SUMMARY: Pastors and leaders hope worshippers will go home with a message. How can you make your message touch congregants’ hearts and minds? How can you breathe the spirit into their souls, energizing and inspiring them?
Try incorporating illusion and surprise into your worship to tell a story, illustrate a point, or simply serve as a visual memory of the service.
Put out the trash.
Next Sunday, place a trashcan on the altar or at the front of your church. Your congregation will wonder why it is there. Did someone leave it by mistake? The pastor doesn’t mention the “elephant in the room” until the sermon, leaving the congregants to hang on every word for an explanation. Inside the trashcan is the next step —a toy, money or maybe even real trash to illustrate sin. The point is to use a surprising, unusual or outlandish object to build suspense, create metaphor and draw people into the sermon.
A bag, an apple and an orange.
BellaOnline’s Joanna Stewart shares a Gospel magic trick that illustrates the biblical truth of the life-changing power of Jesus. You need a small paper bag, an apple and an orange. Behind the scenes, cut the peel off the top of the orange. Then cut the peel straight down the middle. Slide your thumb under the peel and remove it carefully. A big navel orange is the easiest to peel. Wrap the orange peel around a small apple so it appears to be an orange. You may need a little glue. In front of your congregation, show that the paper bag is empty and show your “orange.” Put the “orange” in the paper bag; then read 2 Corinthians 5:17, “So if anyone is in Christ, there is a new creation: everything old has passed away; see, everything has become new!” Reach into the paper bag and grab only the apple.
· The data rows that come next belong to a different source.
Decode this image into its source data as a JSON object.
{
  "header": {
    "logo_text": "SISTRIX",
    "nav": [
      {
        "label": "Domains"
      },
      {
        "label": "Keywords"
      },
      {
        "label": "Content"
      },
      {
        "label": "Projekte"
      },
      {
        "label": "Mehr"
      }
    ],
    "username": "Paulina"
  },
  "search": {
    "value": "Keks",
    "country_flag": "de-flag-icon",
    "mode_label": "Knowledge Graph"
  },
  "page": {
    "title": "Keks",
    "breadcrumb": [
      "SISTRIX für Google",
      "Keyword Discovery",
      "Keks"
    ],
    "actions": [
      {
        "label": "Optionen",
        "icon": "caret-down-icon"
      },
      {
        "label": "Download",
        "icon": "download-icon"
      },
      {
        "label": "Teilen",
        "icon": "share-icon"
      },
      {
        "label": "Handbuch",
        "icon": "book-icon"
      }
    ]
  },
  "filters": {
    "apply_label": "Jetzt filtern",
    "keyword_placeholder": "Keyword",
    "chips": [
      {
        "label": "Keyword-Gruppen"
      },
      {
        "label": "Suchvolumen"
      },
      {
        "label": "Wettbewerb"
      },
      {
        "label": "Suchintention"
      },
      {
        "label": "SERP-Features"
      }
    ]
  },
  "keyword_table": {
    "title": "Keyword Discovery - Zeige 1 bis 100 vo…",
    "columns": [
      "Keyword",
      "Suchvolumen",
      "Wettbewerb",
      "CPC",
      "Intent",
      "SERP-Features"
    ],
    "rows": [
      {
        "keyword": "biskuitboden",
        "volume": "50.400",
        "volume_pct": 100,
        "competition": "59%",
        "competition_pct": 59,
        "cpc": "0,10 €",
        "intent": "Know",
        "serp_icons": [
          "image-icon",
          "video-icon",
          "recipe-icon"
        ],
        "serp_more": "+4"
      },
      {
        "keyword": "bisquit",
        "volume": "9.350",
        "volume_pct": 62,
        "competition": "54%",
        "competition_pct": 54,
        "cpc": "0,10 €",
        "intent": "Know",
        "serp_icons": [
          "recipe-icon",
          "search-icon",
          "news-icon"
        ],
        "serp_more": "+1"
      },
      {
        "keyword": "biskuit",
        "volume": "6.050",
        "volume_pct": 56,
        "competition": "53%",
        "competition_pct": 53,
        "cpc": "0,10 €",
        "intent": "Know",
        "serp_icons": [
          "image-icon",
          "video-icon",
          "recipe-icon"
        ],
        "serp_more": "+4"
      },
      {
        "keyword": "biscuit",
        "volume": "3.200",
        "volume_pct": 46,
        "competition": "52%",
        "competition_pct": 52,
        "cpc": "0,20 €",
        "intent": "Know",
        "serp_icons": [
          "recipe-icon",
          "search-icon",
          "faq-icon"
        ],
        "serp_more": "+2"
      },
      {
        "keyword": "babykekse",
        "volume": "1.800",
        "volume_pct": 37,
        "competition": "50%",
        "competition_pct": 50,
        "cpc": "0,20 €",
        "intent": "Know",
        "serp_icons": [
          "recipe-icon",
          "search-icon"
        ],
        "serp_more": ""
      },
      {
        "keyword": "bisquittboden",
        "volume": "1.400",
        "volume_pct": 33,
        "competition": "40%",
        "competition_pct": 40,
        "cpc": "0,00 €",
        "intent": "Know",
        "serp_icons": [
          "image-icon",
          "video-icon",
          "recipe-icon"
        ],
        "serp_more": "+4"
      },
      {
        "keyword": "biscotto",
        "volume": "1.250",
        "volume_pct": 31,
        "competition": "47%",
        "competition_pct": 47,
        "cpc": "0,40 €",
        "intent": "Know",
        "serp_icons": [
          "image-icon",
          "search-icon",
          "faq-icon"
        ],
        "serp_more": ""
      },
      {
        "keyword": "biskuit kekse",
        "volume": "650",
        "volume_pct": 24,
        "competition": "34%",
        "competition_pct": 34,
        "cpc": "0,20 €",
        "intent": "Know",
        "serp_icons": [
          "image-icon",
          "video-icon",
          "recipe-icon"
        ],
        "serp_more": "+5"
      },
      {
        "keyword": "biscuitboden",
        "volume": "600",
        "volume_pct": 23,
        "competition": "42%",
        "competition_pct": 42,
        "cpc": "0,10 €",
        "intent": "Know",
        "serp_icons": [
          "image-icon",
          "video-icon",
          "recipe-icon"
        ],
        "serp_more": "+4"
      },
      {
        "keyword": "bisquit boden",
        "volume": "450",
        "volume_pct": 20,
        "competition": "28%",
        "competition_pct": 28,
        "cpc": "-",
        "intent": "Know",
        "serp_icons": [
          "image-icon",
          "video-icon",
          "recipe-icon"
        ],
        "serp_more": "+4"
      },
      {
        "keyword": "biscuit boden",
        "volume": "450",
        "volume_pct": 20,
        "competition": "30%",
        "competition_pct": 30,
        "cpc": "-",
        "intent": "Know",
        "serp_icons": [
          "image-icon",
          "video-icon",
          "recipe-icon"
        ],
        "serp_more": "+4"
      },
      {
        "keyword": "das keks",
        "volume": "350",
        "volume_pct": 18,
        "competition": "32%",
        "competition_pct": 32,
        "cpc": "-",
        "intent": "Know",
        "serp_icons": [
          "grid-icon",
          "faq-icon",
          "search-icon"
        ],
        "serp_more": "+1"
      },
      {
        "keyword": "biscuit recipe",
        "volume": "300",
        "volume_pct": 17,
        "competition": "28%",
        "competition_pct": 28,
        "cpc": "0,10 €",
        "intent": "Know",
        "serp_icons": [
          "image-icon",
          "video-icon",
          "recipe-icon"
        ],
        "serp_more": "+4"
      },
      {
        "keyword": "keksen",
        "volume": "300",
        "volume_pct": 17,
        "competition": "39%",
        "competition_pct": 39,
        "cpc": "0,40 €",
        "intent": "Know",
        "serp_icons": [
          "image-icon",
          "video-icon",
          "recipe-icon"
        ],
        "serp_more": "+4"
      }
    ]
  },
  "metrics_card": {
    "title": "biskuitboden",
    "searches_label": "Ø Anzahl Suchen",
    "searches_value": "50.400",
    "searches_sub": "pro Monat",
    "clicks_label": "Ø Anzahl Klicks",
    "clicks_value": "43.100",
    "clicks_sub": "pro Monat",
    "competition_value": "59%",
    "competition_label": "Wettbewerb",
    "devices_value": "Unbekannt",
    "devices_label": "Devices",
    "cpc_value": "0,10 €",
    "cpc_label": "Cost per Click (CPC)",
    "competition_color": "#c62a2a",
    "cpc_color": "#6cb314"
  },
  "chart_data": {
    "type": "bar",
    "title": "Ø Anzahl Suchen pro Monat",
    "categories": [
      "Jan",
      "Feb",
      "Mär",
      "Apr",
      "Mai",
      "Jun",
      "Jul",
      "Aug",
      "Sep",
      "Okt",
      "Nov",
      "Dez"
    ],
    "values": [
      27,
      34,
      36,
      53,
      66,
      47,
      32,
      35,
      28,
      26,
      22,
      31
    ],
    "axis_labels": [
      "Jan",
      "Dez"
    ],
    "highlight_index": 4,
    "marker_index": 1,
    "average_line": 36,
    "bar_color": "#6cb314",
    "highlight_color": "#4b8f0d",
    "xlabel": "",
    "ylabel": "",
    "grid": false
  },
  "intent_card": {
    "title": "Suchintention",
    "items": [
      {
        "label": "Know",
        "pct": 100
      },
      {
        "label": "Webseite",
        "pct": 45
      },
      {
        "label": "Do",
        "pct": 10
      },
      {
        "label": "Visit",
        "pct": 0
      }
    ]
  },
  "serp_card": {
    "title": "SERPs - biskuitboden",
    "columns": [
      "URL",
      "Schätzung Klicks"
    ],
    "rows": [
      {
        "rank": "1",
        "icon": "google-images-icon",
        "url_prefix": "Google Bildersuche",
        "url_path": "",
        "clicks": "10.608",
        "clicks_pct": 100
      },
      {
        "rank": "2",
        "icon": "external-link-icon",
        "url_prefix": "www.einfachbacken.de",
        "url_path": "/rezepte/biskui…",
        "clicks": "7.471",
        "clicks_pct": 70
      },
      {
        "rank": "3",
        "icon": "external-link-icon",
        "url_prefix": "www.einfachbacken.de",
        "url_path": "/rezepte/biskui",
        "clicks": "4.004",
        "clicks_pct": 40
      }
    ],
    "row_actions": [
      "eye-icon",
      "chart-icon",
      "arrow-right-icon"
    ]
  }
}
Show the apple; then crush the bag (with the orange peel inside) to show its “emptiness.” It may take a little practice, but the effect is well worth the biblical lesson.
Box, notebook and Christmas.
Even though it is February, think about carrying the Christmas message all year long. Have congregants write on individual pieces of paper the blessings that happen to them throughout the year. Invite them to deposit the notes in the “Christmas” box in the church. During Advent and Christmas, open the box and share as many blessings as possible during a worship service. Take all the blessings and share in a booklet, online or every week in the bulletin.
Up in the air.
For a colorful way to illustrate ideas, tape one or two small words from a Scripture lesson on balloons. Use a rented helium tank (from a party store) to inflate the balloons, add the message tags and tie the balloons near the altar or along the pews. As the pastor reads the Scripture verse, have a volunteer pop a balloon to illustrate your point. Don’t pop all of the balloons; give them to children and adults as they leave the church.
Create a list of characters connected to biblical themes. Put the character’s name on a postcard and deposit it in a small basket or other container. Have a volunteer (this is great way to involve children and adults) draw a paper and act on it. For example, if the character is “donkey,” the volunteer pretends to be a donkey in the Bible. Children could be the “actors” and adults could teach them the Bible story or anecdote that best reflects the character. Just like traditional charades, the first person to guess the right answer gets to act out the next word. It will keep the congregation involved and interested, and lead to laughter and fun.